Skokie man sentenced to 11 years for selling millions of dollars in phony mortgages

A Skokie man has been sentenced to 11 years in federal prison for selling millions of dollars in phony mortgages.

Albert Rossini, 73, was convicted by a jury in 2018 on multiple counts of mail and wire fraud.

Rossini, the owner of Devon Street Investments in Lincolnwood, schemed with an attorney and two others to sell phony mortgages, prosecutors said.

At trial, prosecutors said that evidence showed that Rossini plotted with father-and-son co-defendants Babajan Khoshabe, of Chicago, and Anthony Khoshabe, of Skokie, to fraudulently induce more than a dozen victims into purchasing purported mortgage notes on apartment buildings in or near foreclosure.

The defendants fraudulently promised that investors would receive title to the properties at the conclusion of the foreclosure process, when in reality, the defendants did not own the mortgage notes, prosecutors said.


Instead, the victims' funds were "misappropriated and used to make Ponzi-type payments" to several of the investors, prosecutors said.

The victims provided a total of more than $7 million in investment money to the defendants.

Prosecutors said Rossini fraudulently pocketed more than $2.5 million of it.

Another federal jury convicted the Khoshabes for their roles in the scheme in 2019. They are still awaiting sentencing.

A fourth defendant, Chicago attorney Thomas Murphy, said he validated the sale of the mortgage notes through a phony "Guaranty Agreement," prosecutors said.
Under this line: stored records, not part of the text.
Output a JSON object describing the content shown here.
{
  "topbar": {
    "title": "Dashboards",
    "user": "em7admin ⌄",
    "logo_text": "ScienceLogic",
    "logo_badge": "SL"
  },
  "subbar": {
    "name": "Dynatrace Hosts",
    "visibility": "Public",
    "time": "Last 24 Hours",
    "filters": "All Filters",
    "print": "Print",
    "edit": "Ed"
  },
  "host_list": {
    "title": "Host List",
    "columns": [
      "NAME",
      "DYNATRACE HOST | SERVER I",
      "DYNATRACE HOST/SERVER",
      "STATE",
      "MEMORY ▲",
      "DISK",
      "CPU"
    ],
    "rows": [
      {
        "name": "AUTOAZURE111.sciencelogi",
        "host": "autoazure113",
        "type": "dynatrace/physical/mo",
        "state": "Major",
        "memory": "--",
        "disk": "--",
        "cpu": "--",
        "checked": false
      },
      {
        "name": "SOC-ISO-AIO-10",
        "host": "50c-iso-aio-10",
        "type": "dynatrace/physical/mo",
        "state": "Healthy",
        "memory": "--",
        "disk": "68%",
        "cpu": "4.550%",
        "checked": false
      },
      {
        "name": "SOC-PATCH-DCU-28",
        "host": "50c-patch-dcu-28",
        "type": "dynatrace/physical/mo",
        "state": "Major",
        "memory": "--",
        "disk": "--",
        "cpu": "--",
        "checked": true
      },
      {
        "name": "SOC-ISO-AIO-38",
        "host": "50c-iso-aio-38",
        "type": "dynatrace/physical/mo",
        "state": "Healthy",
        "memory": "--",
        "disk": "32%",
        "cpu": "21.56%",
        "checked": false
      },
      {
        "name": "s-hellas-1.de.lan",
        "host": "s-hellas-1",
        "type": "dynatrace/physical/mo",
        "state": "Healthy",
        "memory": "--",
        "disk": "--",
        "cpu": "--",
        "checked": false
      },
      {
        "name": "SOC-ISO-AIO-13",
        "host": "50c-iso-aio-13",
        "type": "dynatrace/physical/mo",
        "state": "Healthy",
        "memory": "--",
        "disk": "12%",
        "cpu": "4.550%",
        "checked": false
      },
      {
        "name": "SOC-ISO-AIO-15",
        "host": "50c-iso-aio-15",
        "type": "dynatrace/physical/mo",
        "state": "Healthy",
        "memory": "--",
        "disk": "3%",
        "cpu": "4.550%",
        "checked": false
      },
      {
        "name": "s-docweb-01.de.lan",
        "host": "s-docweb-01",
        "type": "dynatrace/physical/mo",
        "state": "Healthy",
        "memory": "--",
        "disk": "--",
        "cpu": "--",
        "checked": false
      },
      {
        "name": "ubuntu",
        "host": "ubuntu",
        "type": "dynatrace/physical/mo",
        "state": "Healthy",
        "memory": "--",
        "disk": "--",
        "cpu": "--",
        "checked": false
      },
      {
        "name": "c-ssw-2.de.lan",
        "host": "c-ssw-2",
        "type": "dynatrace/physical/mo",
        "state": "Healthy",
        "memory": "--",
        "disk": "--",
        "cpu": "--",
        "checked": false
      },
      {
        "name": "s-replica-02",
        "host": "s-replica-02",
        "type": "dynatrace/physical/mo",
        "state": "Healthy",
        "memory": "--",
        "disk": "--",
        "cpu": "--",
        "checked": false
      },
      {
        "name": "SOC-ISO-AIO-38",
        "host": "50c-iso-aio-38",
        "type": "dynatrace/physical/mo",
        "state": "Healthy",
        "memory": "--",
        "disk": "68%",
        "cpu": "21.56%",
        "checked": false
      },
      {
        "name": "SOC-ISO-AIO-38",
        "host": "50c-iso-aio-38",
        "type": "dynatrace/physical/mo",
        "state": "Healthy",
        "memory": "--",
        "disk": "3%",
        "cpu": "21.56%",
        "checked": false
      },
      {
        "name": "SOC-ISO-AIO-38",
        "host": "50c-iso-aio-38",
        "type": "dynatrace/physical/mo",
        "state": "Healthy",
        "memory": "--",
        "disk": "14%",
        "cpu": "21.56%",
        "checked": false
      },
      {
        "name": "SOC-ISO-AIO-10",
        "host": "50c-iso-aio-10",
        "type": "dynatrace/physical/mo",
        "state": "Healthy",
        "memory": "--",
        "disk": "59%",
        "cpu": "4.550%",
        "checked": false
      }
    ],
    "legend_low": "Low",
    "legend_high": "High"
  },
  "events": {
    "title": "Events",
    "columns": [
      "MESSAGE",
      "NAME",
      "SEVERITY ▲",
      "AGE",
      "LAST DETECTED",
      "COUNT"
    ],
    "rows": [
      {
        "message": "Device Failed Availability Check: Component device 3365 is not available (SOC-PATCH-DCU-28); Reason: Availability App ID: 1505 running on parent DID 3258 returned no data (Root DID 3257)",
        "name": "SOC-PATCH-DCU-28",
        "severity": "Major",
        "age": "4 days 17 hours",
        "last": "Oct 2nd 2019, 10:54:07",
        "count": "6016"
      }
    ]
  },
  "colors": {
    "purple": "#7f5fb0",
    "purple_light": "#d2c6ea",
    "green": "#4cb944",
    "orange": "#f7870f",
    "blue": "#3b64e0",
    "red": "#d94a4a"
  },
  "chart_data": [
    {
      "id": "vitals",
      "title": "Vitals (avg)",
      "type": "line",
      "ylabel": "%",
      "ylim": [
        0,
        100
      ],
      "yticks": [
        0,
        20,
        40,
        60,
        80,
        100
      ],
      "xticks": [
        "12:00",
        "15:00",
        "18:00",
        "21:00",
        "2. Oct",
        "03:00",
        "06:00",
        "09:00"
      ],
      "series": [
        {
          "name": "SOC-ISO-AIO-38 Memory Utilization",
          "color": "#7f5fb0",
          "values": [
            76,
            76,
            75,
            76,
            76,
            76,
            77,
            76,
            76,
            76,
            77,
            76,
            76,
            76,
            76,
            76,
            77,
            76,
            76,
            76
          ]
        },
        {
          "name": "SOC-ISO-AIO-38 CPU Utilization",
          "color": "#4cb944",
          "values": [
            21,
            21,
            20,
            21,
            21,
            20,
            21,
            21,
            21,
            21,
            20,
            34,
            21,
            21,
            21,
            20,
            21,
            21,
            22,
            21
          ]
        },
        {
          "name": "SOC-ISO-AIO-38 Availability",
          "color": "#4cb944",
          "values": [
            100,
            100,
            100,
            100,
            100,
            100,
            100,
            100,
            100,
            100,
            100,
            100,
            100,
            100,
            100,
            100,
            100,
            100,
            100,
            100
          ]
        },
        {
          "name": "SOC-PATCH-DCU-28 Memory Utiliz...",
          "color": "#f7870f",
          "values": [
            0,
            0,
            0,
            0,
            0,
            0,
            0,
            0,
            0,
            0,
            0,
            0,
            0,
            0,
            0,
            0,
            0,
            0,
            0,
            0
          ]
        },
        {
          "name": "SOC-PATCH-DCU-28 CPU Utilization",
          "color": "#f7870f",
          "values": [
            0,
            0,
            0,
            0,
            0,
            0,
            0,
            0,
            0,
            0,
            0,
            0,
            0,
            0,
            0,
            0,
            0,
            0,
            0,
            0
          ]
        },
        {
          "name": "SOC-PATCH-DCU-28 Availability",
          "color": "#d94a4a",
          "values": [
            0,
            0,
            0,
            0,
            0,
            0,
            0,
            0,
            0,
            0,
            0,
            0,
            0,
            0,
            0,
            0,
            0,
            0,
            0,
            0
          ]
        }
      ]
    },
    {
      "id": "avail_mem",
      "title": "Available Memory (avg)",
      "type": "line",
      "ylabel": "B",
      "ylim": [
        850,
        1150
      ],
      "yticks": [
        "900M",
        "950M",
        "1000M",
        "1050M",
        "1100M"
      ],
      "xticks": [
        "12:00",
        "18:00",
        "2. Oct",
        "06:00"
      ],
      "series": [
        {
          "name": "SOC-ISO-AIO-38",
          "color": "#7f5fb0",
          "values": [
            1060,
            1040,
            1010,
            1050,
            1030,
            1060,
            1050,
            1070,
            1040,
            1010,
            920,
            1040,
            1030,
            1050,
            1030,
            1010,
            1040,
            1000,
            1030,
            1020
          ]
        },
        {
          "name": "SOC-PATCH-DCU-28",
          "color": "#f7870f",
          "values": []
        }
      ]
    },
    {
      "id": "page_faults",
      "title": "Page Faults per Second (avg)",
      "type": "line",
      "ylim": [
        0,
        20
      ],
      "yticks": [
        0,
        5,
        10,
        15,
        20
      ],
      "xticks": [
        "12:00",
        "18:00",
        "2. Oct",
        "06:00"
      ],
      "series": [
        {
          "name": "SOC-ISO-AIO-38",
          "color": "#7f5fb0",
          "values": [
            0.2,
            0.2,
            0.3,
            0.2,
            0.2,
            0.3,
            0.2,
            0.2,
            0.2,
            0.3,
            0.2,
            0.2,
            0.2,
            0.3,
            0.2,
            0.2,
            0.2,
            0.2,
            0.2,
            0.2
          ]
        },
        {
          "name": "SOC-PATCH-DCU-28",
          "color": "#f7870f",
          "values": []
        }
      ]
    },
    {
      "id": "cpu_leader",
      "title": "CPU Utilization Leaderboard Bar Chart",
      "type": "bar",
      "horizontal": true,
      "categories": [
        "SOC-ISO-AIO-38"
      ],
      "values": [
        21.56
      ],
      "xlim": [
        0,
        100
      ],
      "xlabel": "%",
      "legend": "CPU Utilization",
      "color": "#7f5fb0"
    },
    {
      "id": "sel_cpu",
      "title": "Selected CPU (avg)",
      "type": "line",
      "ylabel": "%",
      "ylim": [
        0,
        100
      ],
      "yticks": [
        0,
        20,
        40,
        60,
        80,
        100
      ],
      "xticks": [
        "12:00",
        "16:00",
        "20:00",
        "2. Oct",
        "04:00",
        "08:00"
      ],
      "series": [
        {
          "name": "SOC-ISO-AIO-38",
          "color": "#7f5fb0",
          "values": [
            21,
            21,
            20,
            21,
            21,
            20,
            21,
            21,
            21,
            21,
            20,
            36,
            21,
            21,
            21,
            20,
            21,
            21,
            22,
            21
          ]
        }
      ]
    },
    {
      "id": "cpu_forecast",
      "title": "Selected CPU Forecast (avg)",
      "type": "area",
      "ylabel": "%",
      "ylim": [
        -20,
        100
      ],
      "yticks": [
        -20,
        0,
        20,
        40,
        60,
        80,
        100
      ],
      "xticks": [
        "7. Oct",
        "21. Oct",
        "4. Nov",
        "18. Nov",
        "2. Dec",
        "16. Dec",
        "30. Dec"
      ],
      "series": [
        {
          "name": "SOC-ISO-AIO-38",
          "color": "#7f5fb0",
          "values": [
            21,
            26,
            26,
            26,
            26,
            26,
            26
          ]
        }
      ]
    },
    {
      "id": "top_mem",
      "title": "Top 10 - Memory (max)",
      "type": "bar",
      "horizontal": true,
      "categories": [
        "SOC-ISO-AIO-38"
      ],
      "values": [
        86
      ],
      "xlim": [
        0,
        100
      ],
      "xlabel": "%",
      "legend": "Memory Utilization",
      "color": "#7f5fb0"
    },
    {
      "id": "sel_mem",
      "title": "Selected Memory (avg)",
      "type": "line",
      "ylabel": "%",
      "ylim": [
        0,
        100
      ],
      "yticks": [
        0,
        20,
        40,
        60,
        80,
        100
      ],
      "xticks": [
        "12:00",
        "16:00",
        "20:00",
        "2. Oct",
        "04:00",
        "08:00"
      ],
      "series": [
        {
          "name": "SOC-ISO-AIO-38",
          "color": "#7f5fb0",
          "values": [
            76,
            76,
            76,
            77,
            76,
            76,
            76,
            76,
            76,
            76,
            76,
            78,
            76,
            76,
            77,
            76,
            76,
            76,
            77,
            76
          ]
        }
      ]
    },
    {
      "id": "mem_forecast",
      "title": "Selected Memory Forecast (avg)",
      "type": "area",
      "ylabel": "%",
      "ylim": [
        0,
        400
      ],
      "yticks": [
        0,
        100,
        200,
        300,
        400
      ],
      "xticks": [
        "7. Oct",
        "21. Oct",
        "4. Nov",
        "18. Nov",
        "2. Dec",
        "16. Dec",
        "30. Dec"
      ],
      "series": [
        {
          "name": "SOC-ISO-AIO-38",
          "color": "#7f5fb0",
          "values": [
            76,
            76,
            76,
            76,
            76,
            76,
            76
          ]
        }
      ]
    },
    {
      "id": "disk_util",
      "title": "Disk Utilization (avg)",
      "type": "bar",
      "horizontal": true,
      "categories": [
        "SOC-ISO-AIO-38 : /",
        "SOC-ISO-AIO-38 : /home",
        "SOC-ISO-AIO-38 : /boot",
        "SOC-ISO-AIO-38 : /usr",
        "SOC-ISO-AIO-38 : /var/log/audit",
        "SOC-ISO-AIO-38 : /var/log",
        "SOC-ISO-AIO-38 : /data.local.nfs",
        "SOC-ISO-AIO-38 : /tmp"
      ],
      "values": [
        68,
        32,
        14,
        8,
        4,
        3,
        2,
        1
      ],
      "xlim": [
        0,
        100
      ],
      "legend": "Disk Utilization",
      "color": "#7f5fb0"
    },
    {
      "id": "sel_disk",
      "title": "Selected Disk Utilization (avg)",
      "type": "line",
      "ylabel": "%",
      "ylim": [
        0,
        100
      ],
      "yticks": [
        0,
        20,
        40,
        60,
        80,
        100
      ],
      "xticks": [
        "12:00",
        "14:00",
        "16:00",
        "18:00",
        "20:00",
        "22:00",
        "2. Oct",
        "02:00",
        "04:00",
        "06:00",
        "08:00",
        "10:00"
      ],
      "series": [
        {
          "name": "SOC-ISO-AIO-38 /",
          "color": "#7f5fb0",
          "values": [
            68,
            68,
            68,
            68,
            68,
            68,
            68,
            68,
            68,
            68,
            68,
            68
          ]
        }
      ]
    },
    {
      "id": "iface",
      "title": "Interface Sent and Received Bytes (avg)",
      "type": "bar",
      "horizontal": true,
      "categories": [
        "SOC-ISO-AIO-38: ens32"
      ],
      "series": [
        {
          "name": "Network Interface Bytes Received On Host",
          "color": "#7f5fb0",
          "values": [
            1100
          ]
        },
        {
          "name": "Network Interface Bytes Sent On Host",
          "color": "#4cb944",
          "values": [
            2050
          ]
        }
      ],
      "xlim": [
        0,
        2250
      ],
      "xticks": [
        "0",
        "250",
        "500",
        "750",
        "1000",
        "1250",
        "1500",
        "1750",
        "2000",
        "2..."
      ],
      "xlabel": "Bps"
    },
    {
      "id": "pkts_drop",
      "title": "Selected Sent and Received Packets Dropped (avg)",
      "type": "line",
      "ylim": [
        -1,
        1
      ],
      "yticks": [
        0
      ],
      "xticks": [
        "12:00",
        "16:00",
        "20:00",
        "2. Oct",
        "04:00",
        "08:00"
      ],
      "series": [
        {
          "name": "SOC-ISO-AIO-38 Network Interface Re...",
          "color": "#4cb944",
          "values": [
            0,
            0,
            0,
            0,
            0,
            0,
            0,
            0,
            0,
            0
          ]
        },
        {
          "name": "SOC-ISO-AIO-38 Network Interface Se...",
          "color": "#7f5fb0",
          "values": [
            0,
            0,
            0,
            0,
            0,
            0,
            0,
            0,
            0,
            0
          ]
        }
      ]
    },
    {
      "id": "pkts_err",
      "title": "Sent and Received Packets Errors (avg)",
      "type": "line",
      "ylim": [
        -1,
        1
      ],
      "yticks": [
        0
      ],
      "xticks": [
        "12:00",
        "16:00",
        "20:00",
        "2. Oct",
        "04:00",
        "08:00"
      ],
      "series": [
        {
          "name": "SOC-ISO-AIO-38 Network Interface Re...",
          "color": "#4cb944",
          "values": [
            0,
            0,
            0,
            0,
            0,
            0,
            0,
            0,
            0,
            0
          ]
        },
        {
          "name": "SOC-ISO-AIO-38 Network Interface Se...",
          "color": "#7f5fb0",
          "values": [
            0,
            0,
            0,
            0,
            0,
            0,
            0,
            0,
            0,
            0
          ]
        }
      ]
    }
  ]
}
Murphy prepared the agreement and gave it to Rossini to present to the victims. He pleaded guilty to his role in the scheme and is awaiting sentencing.